When Ichibo opened her lunch box she was disappointed. Idlis as usual. Ani the Bunny had puris, and peas with paneer. Ichibo willingly swapped her lunch. She loved paneer and peas. Idlis and dosas and lime rice were what her mother packed for her on most days. She enjoyed her lunch immensely.
Back home, her mother asked her the usual question, “How was school today!”
Ichibo loved her school but she said “Oh, boring as usual.” Then she suddenly brightened up and said, “I had a fantastic lunch, Amma, paneer and peas and puris.”
“Paneer, peas, puris!” exclaimed Ichibo’s mother. “I packed idlis today. Oh Ichibo, you must have eaten someone else’s lunch instead of yours. The lunch boxes must have looked alike,” said Ichibo’s mother.
But Ichibo merely smiled mysteriously.
It was Saturday, the 13th of December, and Ichibo woke up that morning with a feeling of excitement. It was a very special day, her birthday. She got dressed and went to the living room.
“Many happy returns, Ichibo,” said her mother.
“Many happy returns, my little magpie robin,” said Ichibo’s father. “Come and see your gift. It’s too big to bring into the house. So I’ve left it outside.”
Ichibo wondered what it was. The best gifts were those that came as a surprise. Ichibo’s parents never told her what they were going to give her for her birthday. They never even asked her what she wanted most. But it was really surprising how they managed to give Ichibo exactly what she wanted.
Outside in the garden stood a brand new bike! She had learnt to cycle barely a month ago on Amar’s bike. It had been difficult because Amar had a very heavy, old bike. But Ichibo, being somewhat of a tomboy, had learnt to ride it. Ichibo’s new bike was red in colour and shone and glistened in the sun.
“Thank you Appa, thank you Amma,” shouted Ichibo. Then she got onto the bike and was off.
“Take care,” shouted her parents after her.
When she came back all flushed with the excitement of owning a bicycle, her favourite dish was on the breakfast table. It was masala dosa. Her mother knew how to make them crisp and golden brown. She filled them with peas and potatoes and cashew nuts and topped them with dollops of butter. They sat down to breakfast.
“How many friends have you invited for the party today, Ichibo?” asked her mother.
“Oh, about 10 to 15,” said Ichibo vaguely.
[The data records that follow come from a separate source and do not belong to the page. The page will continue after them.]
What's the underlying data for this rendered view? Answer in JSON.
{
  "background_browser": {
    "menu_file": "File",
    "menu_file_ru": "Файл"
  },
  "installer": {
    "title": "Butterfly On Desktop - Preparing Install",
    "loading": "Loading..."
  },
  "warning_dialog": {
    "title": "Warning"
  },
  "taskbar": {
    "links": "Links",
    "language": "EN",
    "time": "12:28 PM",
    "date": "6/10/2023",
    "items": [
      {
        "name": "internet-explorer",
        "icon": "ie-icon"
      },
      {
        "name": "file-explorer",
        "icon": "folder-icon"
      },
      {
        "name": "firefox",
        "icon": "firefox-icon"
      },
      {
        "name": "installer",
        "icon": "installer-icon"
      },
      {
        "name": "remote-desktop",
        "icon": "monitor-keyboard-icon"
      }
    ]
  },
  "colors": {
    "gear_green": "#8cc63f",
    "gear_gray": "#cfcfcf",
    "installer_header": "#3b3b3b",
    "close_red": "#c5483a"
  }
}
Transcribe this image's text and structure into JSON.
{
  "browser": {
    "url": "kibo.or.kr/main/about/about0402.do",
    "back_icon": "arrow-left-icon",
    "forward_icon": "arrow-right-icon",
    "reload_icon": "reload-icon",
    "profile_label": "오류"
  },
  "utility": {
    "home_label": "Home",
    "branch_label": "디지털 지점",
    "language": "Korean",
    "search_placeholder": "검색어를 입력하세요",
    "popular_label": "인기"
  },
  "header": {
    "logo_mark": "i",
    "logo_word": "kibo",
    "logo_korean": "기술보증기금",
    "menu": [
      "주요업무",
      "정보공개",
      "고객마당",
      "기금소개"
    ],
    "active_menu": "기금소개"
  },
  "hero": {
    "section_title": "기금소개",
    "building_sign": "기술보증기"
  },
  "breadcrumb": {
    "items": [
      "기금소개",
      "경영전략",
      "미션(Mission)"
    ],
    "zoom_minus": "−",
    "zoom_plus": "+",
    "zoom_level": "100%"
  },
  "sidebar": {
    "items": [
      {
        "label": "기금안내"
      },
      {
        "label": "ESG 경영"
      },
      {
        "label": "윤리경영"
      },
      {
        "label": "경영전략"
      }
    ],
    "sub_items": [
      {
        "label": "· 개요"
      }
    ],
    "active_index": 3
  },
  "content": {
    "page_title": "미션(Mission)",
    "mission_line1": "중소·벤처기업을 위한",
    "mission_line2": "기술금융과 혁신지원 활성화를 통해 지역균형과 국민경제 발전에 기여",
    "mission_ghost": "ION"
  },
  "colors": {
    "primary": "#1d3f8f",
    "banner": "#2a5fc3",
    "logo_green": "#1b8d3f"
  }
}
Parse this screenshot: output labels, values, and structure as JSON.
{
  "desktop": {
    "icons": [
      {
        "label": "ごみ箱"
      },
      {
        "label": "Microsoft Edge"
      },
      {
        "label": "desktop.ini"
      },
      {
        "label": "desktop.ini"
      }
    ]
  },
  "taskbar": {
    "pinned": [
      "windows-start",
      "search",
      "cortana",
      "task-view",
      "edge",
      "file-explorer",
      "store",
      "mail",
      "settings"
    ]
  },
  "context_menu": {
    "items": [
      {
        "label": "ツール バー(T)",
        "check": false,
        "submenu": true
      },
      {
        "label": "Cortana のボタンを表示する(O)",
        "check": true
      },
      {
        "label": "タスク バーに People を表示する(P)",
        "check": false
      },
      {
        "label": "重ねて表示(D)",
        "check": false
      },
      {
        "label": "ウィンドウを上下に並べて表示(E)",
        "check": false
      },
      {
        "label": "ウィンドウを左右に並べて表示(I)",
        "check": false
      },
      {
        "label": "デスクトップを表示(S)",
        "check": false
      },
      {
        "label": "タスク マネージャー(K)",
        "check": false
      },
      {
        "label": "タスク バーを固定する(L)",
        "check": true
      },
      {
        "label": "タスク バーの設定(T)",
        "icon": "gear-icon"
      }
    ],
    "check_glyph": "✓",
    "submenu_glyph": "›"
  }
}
Ichibo’s mother was busy in the kitchen the whole day. All the snacks had to be made at home. The dining room had to be decorated. Ichibo did not help her mother. She felt it was her birthday and the party was for her. So why should she help? Ichibo went upto her room and spent the morning reading.
In the afternoon as Ichibo was about to leave the house, she said, “I’ll be back well before the party.” Ichibo’s mother thought that she wanted to go and play with Amar as she usually did on holidays. Instead Ichibo caught a bus and went straight to “My Fair Lady.”
“I want you to cut my hair short,” said Ichibo to the attendant.
“You have such beautiful, thick, jet black hair. Are you sure you want it cut?” asked the attendant.
“Quite sure,” said Ichibo.
“What length would you like it,” she asked.
“Up to my shoulder, no, even shorter.”
Snip, snip, went the scissors and Ichibo’s waist-length hair fell to the ground to be swept away and put into the dustbin. How proudly had Ichibo’s mother looked after her hair, combing and brushing it, massaging the scalp with oil and drying the hair gently after washing it! All those years of care lay in a heap on the floor. It took all of twenty minutes before the hair-dresser was satisfied with her work. Ichibo looked shyly at her face in the mirror and she liked what she saw.